The diagnosis of certain spine pathologies, such as scoliosis, spondylolisthesis
and vertebral fractures, are part of the daily clinical routine. Very
frequently, MRI data are used to diagnose these kinds of pathologies in
order to avoid exposing patients to harmful radiation, like X-ray.
Developing a segmentation system for an array of vertebrae is complex,
so the method was first tested on brain tumors of types glioblastoma
multiforme and pituitary adenoma. A small triangular surface mesh at
the approximate center of the tumor is inflated towards the boundary
using balloon force, keeping it approximately star-shaped. The boundary
is implicitly binarized by the inflation rules, based on the minimum and
maximum intensity from the initialization step. After the segmentation is
finished, the tumor volume is calculated.
The spine segmentation system uses a bottom-up approach for detecting
vertebral bodies based on just one manual initialization. A subdivision
surface hierarchy is introduced as an efficient global-to-local smoothness
constraint, which can be thought of as an internal force.
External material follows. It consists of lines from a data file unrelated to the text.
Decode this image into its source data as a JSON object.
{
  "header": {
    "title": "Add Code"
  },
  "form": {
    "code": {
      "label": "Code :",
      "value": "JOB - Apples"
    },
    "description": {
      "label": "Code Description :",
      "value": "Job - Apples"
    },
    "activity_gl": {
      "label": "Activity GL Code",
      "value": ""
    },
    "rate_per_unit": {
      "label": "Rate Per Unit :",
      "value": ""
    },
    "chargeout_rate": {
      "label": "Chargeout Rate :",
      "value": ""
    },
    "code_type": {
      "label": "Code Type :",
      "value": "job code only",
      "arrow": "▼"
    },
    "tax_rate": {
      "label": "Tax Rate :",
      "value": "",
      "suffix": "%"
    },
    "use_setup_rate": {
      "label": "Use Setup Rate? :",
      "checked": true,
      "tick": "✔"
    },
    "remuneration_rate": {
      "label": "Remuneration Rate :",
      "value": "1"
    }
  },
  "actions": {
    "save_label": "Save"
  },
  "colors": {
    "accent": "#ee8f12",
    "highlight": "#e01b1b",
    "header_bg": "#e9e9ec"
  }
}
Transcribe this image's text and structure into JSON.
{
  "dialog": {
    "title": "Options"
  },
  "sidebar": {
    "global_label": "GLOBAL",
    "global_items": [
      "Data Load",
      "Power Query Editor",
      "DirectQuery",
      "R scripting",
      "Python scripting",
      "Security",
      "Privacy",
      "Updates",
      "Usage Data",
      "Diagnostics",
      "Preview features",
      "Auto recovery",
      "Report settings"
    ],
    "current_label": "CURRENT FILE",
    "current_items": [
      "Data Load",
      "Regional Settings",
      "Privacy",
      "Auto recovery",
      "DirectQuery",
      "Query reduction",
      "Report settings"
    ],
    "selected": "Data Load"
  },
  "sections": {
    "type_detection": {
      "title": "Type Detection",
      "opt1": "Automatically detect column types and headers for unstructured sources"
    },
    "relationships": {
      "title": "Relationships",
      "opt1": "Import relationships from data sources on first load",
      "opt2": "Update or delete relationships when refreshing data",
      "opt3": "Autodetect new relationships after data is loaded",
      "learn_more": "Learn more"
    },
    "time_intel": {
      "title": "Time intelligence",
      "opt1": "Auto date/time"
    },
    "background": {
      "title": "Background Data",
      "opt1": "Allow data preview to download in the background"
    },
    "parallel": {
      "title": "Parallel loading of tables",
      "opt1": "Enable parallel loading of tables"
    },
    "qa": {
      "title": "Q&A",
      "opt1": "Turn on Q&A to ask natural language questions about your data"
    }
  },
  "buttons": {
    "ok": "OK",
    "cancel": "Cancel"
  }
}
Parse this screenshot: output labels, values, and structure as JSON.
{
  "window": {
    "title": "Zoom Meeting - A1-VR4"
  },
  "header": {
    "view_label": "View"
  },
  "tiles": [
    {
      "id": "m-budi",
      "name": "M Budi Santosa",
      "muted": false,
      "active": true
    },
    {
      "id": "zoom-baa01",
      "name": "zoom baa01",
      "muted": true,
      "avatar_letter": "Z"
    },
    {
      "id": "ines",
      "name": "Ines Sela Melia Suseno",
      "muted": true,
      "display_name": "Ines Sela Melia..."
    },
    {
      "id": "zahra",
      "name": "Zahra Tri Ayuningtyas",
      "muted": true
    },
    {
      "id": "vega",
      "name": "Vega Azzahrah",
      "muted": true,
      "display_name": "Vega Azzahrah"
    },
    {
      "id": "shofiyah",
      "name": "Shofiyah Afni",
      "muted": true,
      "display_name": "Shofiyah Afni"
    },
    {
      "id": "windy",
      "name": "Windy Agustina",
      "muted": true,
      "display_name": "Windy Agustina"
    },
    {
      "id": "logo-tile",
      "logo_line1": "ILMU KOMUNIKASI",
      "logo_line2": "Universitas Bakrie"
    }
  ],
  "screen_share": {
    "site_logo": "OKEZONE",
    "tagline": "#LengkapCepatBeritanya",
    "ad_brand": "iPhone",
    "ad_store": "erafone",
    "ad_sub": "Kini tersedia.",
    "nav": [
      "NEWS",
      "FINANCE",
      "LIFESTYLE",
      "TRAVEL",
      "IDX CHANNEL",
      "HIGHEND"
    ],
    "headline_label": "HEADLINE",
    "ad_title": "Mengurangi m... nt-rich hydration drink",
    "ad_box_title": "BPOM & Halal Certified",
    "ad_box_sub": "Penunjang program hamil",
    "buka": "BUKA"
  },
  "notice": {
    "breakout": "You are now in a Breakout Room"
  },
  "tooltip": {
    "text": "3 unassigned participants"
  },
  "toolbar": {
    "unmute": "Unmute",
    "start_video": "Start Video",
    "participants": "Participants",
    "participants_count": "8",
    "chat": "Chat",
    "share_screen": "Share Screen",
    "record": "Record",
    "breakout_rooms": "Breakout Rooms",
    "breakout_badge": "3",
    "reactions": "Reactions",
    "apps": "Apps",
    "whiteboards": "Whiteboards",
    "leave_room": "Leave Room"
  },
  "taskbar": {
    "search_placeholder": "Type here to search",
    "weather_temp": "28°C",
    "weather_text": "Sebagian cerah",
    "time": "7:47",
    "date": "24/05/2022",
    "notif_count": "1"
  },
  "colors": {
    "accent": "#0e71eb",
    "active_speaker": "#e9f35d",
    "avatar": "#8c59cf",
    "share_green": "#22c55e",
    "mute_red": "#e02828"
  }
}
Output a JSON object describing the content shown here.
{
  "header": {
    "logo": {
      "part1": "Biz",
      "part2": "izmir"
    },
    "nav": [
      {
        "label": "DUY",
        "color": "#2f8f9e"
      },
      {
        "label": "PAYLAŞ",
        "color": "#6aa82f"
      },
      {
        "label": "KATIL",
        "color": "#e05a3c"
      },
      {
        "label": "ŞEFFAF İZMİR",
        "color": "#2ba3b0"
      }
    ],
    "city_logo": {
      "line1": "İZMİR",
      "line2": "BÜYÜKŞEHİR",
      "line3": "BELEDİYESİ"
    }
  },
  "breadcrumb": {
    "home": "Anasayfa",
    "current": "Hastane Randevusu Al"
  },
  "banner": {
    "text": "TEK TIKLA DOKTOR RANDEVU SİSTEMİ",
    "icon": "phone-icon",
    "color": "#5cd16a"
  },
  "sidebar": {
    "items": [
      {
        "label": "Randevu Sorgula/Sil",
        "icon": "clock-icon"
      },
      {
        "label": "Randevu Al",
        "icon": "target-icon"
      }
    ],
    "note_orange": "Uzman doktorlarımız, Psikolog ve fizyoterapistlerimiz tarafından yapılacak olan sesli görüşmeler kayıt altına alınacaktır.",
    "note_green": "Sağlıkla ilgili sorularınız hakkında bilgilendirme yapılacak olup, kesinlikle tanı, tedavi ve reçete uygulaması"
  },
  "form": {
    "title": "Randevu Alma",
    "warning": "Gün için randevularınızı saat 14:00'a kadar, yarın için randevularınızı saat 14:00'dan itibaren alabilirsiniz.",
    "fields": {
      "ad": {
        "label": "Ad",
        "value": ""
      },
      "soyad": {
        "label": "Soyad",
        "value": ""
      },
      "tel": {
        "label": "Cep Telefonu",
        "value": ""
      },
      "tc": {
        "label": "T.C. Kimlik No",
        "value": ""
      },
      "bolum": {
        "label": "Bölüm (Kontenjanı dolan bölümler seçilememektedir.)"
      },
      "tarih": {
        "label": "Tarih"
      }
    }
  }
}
Together with
intensities, low-high (LH) values were initially used to ease boundary
finding, but the boundary estimation evolved into a multi-feature combiner.
The final system utilizes a Viola-Jones detector to determine centers
and approximate sizes of vertebral bodies. This gives the user a chance
to manually correct detections, enables parallel feature calculation and
segmentation, and is a basis for reliable diagnosis established at the end.
The system was evaluated on 26 lumbar datasets containing 234 reference
vertebrae. Vertebra detection has 7.1% false negatives and 1.3% false
positives. The average Dice coefficient to manual reference is 79.3% and
mean distance error is 1.77 mm. No severe case of the three addressed
illnesses was missed, and false alarms occurred rarely – 0% for scoliosis,
3.9% for spondylolisthesis and 2.6% for vertebral fractures.
The main advantages of this system are high speed, robust handling
of a large variety of routine clinical images, and simple and minimal user